Yet again the topic of slavery crossed my path today so permit me to share my response with you please.
Let us put the record straight and be proud of the British record on slavery.
The British have an awesome record regarding slavery.
The video gives some worthwhile balance to the topic.
“American Reacts to “The British Crusade Against Slavery” : https://www.youtube.com/watch?v=tsoCYnLnFVc
You did not know about the British and slavery?
You are in good company.
In similar vein, in 1800 the very famous painter W M J Turner had shares in slave ships.
By 1820 he had sold the shares and produced a series of very dramatic large paintings illustrating the horrors of the Atlantic slave trade some of which can still be seen at the Tate Gallery, London.
“The air in England is to pure for any slave to breath”.
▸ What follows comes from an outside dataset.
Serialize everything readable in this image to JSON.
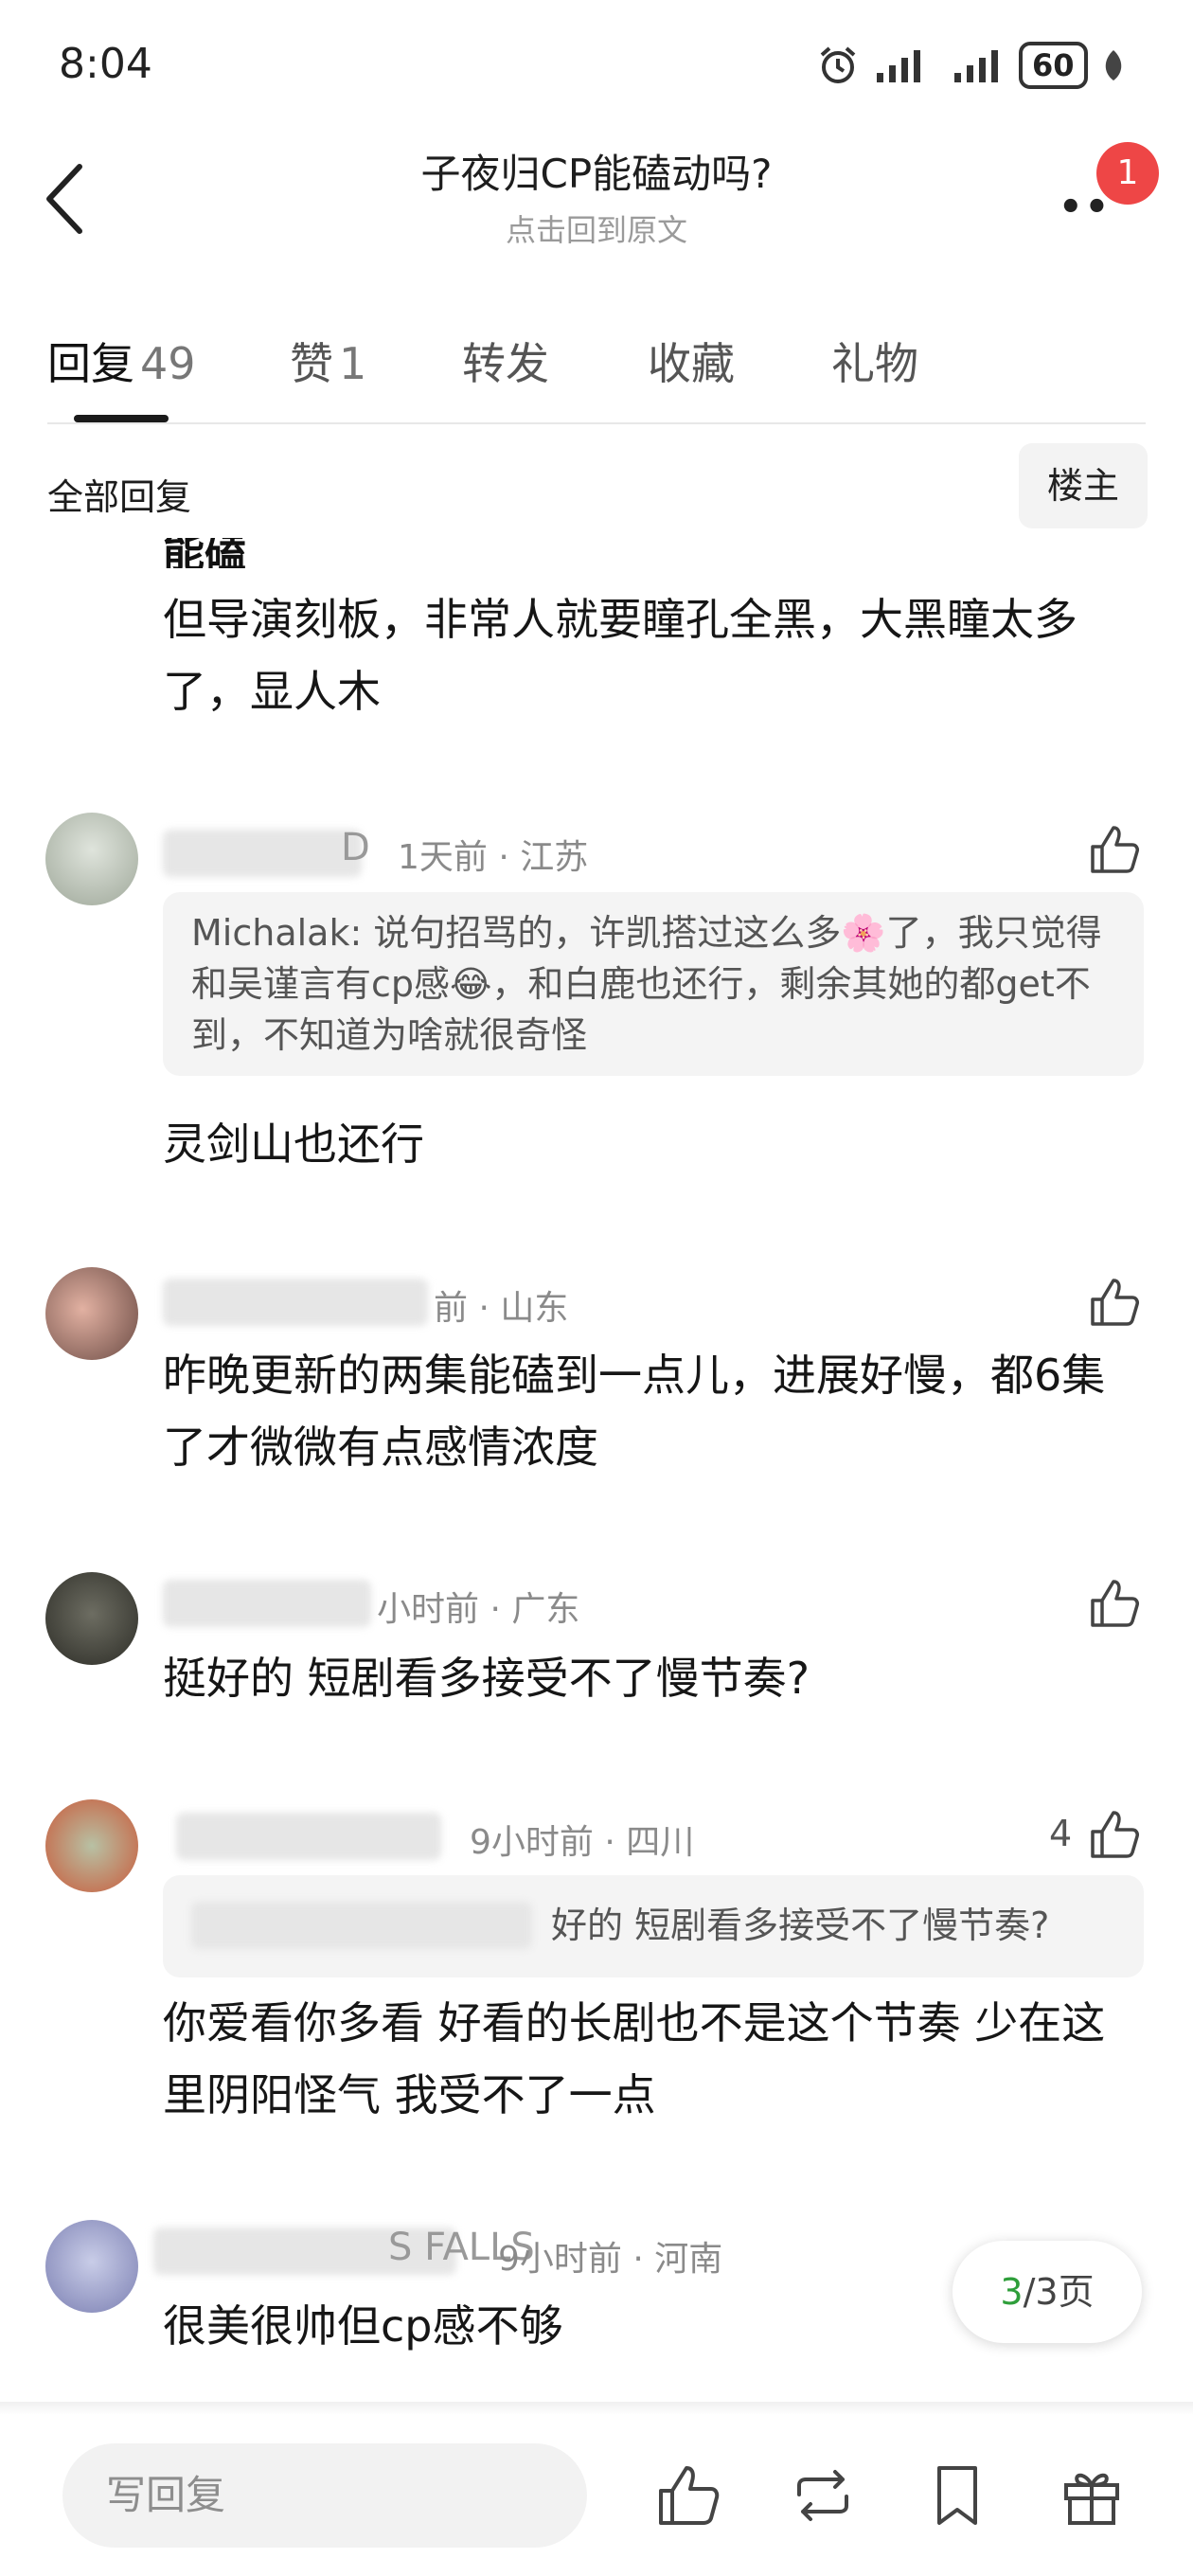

Even before 1066 and the Norman conquest, the English were not comfortable with slaves and proud of being freer men than most others in Europe hence the low numbers of slaves in England.
At sea, the tradition which was mostly upheld was any slave who set foot upon an English (ne British) deck became a free man.
Naturally, many freed slaves became British seamen.
At least as far back as the Elizabethan ‘Sea Dogs’, Drake and his collegues, are documented as freeing slaves and aiding escaped slaves.
If you look carefully at British marine painting (one of my specialities) you will often find ‘coloured’ men serving and this includes for examples some of the paintings of HMS Victory at Trafalgar and there is a ‘black’ man, Olaudah Equiano working on the foredeck in my painting of HMS Racehorse (https://www.frickers.co.uk/…/the…/hms-racehorse/).
Olaudah had several aliases and was listed on Racehorse as both ‘surgeon’s mate’ and Able Seaman, neither being bottom of the rung qualifications.
He had a very colourful life and was one of if not the first ‘black’ man to write about slavery from the inside.
After his voyage with the Royal Navy to the Arctic Ocean with Racehorse for which all were volunteers and picked men (very well described in the new book by Peter Goodwin, ‘Nelson’s Arctic Voyage ISBN 978-&-4729-5417-6) Olaudah worked with abolitionists in London including Wilberforce and it was there Olaudah Equiano was encouraged to write his book.
Last Updated on